When Tolkien was an undergraduate student at Oxford, he was a member of the original Inklings. Later, he and C.S. Lewis would be core members of another group with the same name, but this was a literature club for students. He began writing around this time a poem called “Errantry,” which is a nonsense verse, and an excuse for metrical hi-jinks. It was written in a very difficult form that Tolkien invented himself, and has loads of three-syllable assonances and near-rhymes. He never wrote another piece in the same style, it was too much trouble.
Several members of the Inklings memorized the poem, which was intended to be recited as fast as possible, with the goal of annoying everyone in hearing range. And it is a very fun poem to recite.
Over the years, Tolkien made minor changes to “Errantry,” but never worked on it for very long. While he was writing “The Lord of the Rings,” he took the poem and began revising it. If you’re a poem, you should be very afraid when your poet gets into his head to revise.
Like everything Tolkien touched, “Errantry” eventually became a part of Middle-Earth, as the “Song of Earendil.” Compare the two poems’ first lines:
There was a merry passenger
A messanger, a mariner
He built a gilded gondola
To wander in and had in her…
The Song of Earendil
Earendil was a mariner
Who tarried in Arvernien
He built a boat of timber felled
In Nimbrethel to journey in…
The only line of the original “Errantry” to survive is in stanza two, describing Earendil’s armaments, “His scabbard of chalcedony.” Quite a bit of the vocabulary is similar though.
Later in his life, a woman from Washington D.C. wrote a letter to Tolkien, asking him about “Errantry,” which at the time was not published. A friend of her’s had memorized it, and wrote it down for her, with the vague idea that it was connected to an Oxford professor.
If the poem was not yet published, how did that friend know it? If you’ll recall, members of the Inklings had memorized it, at this point some thirty years before. From them, it traveled via oral transmission all the way to the Americas, and probably beyond. Nothing, I think, could be more pleasing to a poet than his writing to become folklore. Tolkien was ecstatic, and the original “Errantry” was later published in “The Adventures of Tom Bombadil.”
If “Errantry” was intended to be a patter song, sung as fast as humanly possible, is the same thing true of “The Song of Earendil?” I like to think so, because it makes the scene in Rivendel so much more interesting:

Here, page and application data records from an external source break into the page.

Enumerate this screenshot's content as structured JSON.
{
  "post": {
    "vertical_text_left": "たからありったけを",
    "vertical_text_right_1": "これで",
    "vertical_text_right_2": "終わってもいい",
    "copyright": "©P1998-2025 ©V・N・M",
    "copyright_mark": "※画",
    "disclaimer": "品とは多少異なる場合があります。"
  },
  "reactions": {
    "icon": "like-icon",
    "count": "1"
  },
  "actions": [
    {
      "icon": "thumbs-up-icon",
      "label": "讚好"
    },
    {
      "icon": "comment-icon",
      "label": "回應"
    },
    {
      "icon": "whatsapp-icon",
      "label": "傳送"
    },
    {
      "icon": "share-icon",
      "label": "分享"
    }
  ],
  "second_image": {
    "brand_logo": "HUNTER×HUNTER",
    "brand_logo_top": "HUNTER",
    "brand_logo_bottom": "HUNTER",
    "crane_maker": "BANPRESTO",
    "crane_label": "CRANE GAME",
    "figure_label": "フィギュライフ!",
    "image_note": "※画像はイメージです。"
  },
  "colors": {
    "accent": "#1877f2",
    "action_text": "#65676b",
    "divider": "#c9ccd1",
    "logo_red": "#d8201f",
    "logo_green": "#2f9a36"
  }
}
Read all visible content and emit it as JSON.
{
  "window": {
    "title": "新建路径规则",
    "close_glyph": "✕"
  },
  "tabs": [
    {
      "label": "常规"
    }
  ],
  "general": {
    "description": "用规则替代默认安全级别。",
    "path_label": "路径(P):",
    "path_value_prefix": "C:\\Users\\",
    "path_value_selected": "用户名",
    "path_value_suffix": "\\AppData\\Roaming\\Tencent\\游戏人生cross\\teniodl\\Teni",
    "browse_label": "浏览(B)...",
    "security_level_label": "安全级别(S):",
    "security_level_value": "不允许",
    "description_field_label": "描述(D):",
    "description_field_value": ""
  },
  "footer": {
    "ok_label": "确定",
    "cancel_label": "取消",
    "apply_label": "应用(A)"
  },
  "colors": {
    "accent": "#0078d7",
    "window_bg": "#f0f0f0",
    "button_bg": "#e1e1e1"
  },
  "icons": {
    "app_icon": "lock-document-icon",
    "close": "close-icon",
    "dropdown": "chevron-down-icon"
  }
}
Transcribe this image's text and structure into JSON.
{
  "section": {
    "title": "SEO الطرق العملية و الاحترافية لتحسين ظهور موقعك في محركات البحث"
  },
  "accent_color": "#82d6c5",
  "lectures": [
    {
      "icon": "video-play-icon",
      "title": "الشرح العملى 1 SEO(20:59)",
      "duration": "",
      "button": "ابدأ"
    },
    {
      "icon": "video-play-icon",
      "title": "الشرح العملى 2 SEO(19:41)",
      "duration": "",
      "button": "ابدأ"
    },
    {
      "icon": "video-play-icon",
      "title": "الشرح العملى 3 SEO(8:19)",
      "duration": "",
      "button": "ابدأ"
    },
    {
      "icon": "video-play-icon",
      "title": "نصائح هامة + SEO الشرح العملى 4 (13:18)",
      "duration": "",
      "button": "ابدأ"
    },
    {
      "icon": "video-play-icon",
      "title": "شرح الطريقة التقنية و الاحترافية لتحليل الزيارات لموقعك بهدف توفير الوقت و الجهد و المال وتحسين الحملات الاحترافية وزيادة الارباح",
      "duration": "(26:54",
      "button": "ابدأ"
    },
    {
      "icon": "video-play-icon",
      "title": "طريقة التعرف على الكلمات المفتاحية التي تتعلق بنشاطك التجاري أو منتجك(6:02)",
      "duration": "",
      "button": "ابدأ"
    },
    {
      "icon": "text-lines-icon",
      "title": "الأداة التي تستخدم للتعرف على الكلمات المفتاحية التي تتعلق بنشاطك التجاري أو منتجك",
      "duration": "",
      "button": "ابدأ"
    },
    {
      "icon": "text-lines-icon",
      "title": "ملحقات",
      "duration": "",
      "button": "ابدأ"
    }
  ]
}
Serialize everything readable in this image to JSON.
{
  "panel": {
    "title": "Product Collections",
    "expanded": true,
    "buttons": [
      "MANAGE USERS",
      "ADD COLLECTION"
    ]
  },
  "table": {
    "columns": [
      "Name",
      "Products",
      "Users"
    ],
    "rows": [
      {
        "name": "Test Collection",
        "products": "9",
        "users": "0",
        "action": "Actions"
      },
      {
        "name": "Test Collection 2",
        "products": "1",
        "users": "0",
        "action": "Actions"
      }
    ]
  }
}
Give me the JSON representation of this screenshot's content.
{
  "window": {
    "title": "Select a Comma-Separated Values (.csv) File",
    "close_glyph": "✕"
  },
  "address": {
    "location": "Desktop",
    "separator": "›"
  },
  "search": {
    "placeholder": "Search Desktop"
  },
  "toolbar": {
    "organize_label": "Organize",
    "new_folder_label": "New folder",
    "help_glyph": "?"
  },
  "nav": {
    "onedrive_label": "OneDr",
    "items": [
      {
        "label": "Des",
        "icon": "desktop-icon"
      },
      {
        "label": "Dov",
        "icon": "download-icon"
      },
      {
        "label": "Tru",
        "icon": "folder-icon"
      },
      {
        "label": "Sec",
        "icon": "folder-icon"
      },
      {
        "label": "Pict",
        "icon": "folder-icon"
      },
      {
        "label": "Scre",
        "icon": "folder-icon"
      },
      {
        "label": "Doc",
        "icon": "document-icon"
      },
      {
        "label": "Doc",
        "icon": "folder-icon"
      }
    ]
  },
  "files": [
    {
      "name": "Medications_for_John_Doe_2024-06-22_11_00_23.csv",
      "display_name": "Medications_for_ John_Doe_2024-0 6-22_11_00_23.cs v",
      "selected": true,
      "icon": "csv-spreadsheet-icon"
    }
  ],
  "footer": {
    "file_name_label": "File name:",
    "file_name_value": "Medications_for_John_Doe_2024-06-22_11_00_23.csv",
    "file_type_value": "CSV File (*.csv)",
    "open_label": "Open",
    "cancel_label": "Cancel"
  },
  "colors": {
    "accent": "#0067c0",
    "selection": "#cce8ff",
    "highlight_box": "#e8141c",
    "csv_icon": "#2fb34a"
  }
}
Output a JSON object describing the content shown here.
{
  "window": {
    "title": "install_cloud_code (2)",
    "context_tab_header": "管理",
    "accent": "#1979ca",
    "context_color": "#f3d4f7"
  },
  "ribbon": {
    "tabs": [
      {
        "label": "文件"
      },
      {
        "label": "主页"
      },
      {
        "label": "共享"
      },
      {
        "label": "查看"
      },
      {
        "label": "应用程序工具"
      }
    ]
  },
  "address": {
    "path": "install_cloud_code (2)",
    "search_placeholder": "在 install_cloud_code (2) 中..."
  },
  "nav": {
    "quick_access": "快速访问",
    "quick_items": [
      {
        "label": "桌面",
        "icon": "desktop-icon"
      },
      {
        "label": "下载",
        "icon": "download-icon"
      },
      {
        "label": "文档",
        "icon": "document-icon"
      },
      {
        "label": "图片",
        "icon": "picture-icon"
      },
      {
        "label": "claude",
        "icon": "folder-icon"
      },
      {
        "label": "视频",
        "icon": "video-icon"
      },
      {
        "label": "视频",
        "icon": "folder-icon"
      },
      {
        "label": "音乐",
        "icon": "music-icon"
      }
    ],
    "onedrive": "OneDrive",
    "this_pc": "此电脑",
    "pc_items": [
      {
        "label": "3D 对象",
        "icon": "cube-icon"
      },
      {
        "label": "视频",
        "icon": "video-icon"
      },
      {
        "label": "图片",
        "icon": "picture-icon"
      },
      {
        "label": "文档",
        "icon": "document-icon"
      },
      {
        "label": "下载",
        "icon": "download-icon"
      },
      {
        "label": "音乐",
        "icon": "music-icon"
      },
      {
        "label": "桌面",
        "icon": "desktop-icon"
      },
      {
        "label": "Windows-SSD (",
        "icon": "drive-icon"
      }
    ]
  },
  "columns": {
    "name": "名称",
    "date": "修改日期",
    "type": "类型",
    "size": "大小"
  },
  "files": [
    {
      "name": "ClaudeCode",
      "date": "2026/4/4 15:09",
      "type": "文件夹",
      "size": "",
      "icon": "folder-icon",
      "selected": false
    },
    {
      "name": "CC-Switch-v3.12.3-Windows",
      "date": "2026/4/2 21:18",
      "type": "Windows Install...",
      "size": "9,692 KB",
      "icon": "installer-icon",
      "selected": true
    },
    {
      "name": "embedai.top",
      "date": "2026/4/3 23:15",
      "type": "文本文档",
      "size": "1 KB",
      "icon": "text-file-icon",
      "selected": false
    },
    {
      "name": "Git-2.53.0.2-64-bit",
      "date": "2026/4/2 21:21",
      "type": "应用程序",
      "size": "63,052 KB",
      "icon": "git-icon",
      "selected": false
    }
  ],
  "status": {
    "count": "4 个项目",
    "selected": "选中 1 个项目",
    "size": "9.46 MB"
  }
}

- After Bilbo finishes his recital, he asks the elves to try to guess which lines were his, and which were Aragorn’s. They can’t tell the difference, make a slightly pompous excuse, and ask him to sing it again. Besides the fact that all of the lines were Bilbo’s, it could be that the elves needed another try because the first recital was too fast for them to catch most of the lines.
- Bilbo is very happy with his performance after he is finished, but unwilling to repeat it. If he sang the song very fast, he might be proud that he got it right the first time, but too exhausted for another performance.
- The prospect of singing about Earendil, Elrond’s father, in Elrond’s own house is daring, and Aragorn warns Bilbo beforehand. But nobody’s feelings are hurt. This might be because the song was so fast that nobody could tell if it was disrespectful. That would be a very Bilbo thing to do, kind of like his stunt in the first chapter.
Anyway, Tolkien seemed to think that “Errantry / The Song of Earendil” was his best poem. Granted, he wasn’t an amazing poet, but “Earendil was a Mariner” is very fun to recite, and who can say “no” to a poem with such an interesting background?
P.S. “Errantry” very hard to find online, but you can hear it here.
P.P.S. This poor fellow sings “The Song of Earendil” at a good clip. I like to think Bilbo was maybe a tad bit slower.
P.P.P.S. If you like, you could sing either version of the poem to the tune of “I am the Very Model of the Modern Major General.”